When we look at ways for cryptocurrency to gain more traction as practical financial tools, we usually consider massive opportunities connected to retail and finance.
Most commonly, for instance, we consider the concept of cryptocurrency payments being embraced by Amazon — an idea with such significant potential the mere rumor can (and does) move the Bitcoin and altcoin markets. Similarly, there are often watchful eyes on major credit card companies, with leadership at MasterCard having hinted recently at crypto involvement in the near future.

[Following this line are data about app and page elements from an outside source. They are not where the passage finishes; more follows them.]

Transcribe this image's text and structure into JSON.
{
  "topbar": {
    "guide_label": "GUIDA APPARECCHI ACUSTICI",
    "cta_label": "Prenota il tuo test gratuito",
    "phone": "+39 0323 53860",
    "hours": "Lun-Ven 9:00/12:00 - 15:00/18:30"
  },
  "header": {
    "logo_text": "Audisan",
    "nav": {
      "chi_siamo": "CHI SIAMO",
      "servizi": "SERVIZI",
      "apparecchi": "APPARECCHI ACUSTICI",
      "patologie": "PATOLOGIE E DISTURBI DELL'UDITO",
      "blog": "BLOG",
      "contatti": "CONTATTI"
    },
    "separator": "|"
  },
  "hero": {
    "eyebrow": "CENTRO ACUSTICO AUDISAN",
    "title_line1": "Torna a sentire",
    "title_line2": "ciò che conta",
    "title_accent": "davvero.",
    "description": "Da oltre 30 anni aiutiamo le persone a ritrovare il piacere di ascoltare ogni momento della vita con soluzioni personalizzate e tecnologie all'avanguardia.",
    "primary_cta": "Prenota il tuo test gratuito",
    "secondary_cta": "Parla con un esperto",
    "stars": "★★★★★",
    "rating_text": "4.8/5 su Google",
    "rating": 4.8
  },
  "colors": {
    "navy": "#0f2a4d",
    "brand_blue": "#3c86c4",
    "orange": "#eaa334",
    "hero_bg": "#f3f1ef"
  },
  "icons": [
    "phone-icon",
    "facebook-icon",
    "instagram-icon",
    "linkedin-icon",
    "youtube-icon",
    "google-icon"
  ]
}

While massive companies in retail and finance dominate these conversations though, there are some other avenues and industries through which cryptocurrency can still gain more day-to-day prominence. And one example that many have had their eyes on for some time now is the poker industry, where a real embrace of cryptocurrency would potentially engage tens of millions of people around the world.

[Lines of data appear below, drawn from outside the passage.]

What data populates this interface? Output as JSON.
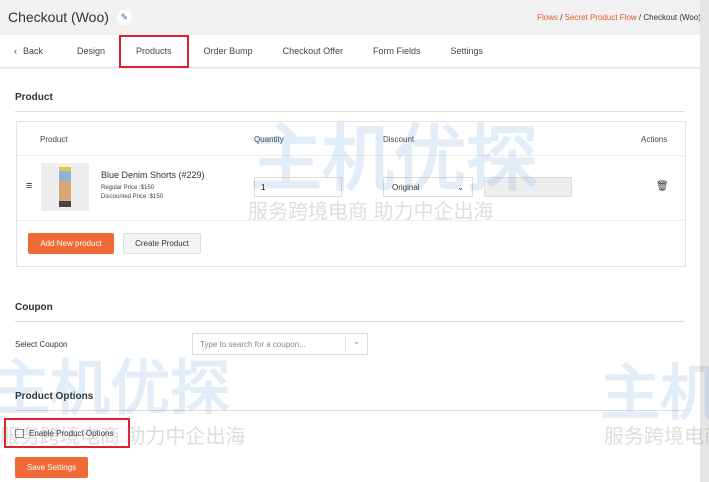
{
  "header": {
    "title": "Checkout (Woo)",
    "breadcrumb": {
      "flows": "Flows",
      "flow": "Secret Product Flow",
      "sep": " / ",
      "current": "Checkout (Woo)"
    }
  },
  "tabs": [
    {
      "label": "Back"
    },
    {
      "label": "Design"
    },
    {
      "label": "Products"
    },
    {
      "label": "Order Bump"
    },
    {
      "label": "Checkout Offer"
    },
    {
      "label": "Form Fields"
    },
    {
      "label": "Settings"
    }
  ],
  "product": {
    "heading": "Product",
    "columns": {
      "product": "Product",
      "quantity": "Quantity",
      "discount": "Discount",
      "actions": "Actions"
    },
    "row": {
      "name": "Blue Denim Shorts (#229)",
      "regular": "Regular Price :$150",
      "discounted": "Discounted Price :$150",
      "quantity": "1",
      "discount_type": "Original"
    },
    "add_button": "Add New product",
    "create_button": "Create Product"
  },
  "coupon": {
    "heading": "Coupon",
    "label": "Select Coupon",
    "placeholder": "Type to search for a coupon..."
  },
  "options": {
    "heading": "Product Options",
    "checkbox_label": "Enable Product Options"
  },
  "save_button": "Save Settings",
  "watermark": {
    "logo": "主机优探",
    "slogan": "服务跨境电商 助力中企出海"
  },
  "colors": {
    "accent": "#f06a35",
    "highlight": "#d9232f",
    "link": "#e05a2b"
  }
}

As to why people look to poker for cryptocurrency adoption, there are two main reasons.
The first is that traditional payment methods within live casinos can burden players. As a Poker.org article on playing poker in a casino puts it, ATM fees are “usually a ripoff” in casinos, which continually frustrates people who forget to bring cash. Games run with cryptocurrency would rely instead on direct digital transfers for chips, and thus do away with both the need to have cash on hand and the need to use in-house ATMs.
The second reason is that cryptocurrency is also well suited to alleviate some gamers’ concerns with online poker. While leading sites in this category have fairly strong reputations, lots of new players are still a little bit uneasy entrusting personal and financial information to gaming sites when making deposits. Cryptocurrency would be seen by some of these gamers as offering new layers of protection and anonymity — not to mention it would lower fees and make transactions more efficient.
These points comprise the logic of cryptocurrency moving into the poker industry. All of a sudden though, the concept is beginning to become a reality. We’ve seen cryptos trickling onto some fringe poker sites and new gaming platforms for a few years now. But a recent charity poker event featuring world-class players and crypto buy-ins may one day be looked at as having been part of the beginning o a more significant movement.
As reported by CoinRivet.com, this event was hosted by quant trading firm MGNR and featured pro poker player Tom Dwan as a headliner. Players bought into the game with $1,000 each in the form of the USDC stablecoin, with 50% of each buy-in going toward charity. It wasn’t the first event of its kind, but it was one of the most prominent, and it’s not hard at all to imagine it helping to spark a trend.
What this signifies is that pro players, major sponsors, and large charities are all getting involved with crypto-based poker. Additionally, the use of a stablecoin is noteworthy, given that this is a more stable version of the crypto concept that may be more appealing to game providers.
This is not to say that a single, USDC-driven charity poker game is going to move us immediately toward worldwide crypto transactions at poker sites and in casinos. At the same time though, it doesn’t seem far-fetched to see it as a sign of early progress toward that end.